Dublin - The word appeared on page 14 of the book. The minute I saw it, I had a bet with myself that the writer was in his sixties. Because “salubrious” belongs to that age cohort.
It means “health-giving”, “wholesome” or “pleasant”.
But because it’s rarely, if ever, used by someone under 50, I was betting on a certainty that the author of the book in which it appeared was older than that.
The blurb on the back flap of Spillover, a book by David Quammen on animal infections leading to human pandemics, didn’t give his age, but Google did. He’s 64.
Language is more of a giveaway than wrinkles when it comes to age. That’s the bad news. The worse news is that a facelift is effective at removing some of the evidence of passing time, but nobody has yet invented a language facelift.
Older people speak a different language to that of their children and grandchildren, and that very fact serves to confirm their age.
Using outdated language can evoke responses ranging from impatience to condemnation.
When an older person talks about “itinerants”, for example, they may actually assume that it’s the correct term, since that’s what it was in their time.
Since then, however, the rule has taken hold that you call people by whatever they call themselves. And travellers assuredly don’t call themselves “itinerants”, any more than gay people call themselves “homosexuals”.
If you decide you’re not going to play by that rule, and describe it as “political correctness”, that, too, defines you as elderly, in attitude, if not in actual age.
It’s all about choice. And circumstance. If someone retires – or can retire – in their sixties, they can use whatever language they like. If someone doesn’t or can’t retire at the same age, they may need to update the way they communicate.
Retired or unretired, it’s worth avoiding some of the Seven Deadly Sins of Ageing Communication:
1 I Always Say...
At any age, this is the trademark of the bore. Where’s the virtue in quoting yourself? You’re not Mark Twain. And, let’s face it; if whatever you’re always saying was effective any of the previous times you said it, why would you have to repeat it, now?
2 I have to say...
Another old bore trademark. You have to say? No, you don’t. Indeed, the odd thing about this phrase is that it’s invariably used to introduce an opinion for which the speaker hasn’t been asked. If they want you to say something, they’ll ask you. If they haven’t, silence is a great option.
3 Taking “how are you” literally
Older people get sicker with more ailments, frequently all together, than younger people do.
So, since the last time you met the person who asks after your health, you may have had flu, shingles, cataract surgery, a hip replaced or a stent put in.
If the person asking after your health is as old as you are, they may genuinely be interested in every stitch and setback and quote from the consultant. (“He said he’d never seen one as big or inflamed.”)

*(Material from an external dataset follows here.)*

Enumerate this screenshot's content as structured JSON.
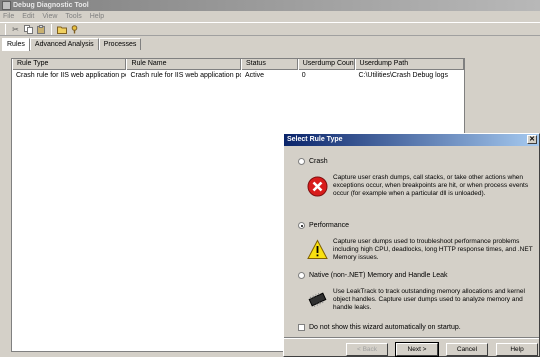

If they’re not, the phrase to use is “Couldn’t be better”. Or “Fine”. It’s a greeting, remember, not a literal health check.
4 My mother always used to say...
The odd thing about older people quoting their parents is that what they quote is nearly always a God-awful cliche.
You don’t often hear someone quoting their mother to the effect that Freud’s failure to repudiate the rape/hysteria theory was lamentable.
Nope – when mothers are quoted, they’re saying teeth-grindingly prissy stuff like: “You take care of the pennies, the pounds will take care of themselves” or “When you’re baking, clean as you go”.
Fathers are quoted less than mothers. Not sure what that tells us about either.
5 Claiming that “it never did me any harm”
Could be chastisement with a belt or a wooden spoon, or any other vigorous approach taken to child development in the past.
It doesn’t matter – the person who’s older than their years will happily announce that the results from their point of view were neutral to positive.
Most people present are too kind to say: “Ya think? It’s not possible that it actually turned you into the twisted and thoroughly nasty bag of goods we all avoid?”
Their silence reinforces the speaker’s conviction.
6 Saying “there’s nothing in the paper these days”
The minute you find yourself wanting to say this, think of it as a little red light going on in your head, warning you about mental withdrawal from current events.
The more you engage, the more you learn – whether it’s the name of the shopping mall in Kenya where the massacre happened or the name of the president of Egypt – the more positive will your ageing be.
7 Admitting that you can’t set the TV player to record
Ask your grandchild to teach you and sign off on your new skill. Then both of you will have something to be proud of. – Irish Independent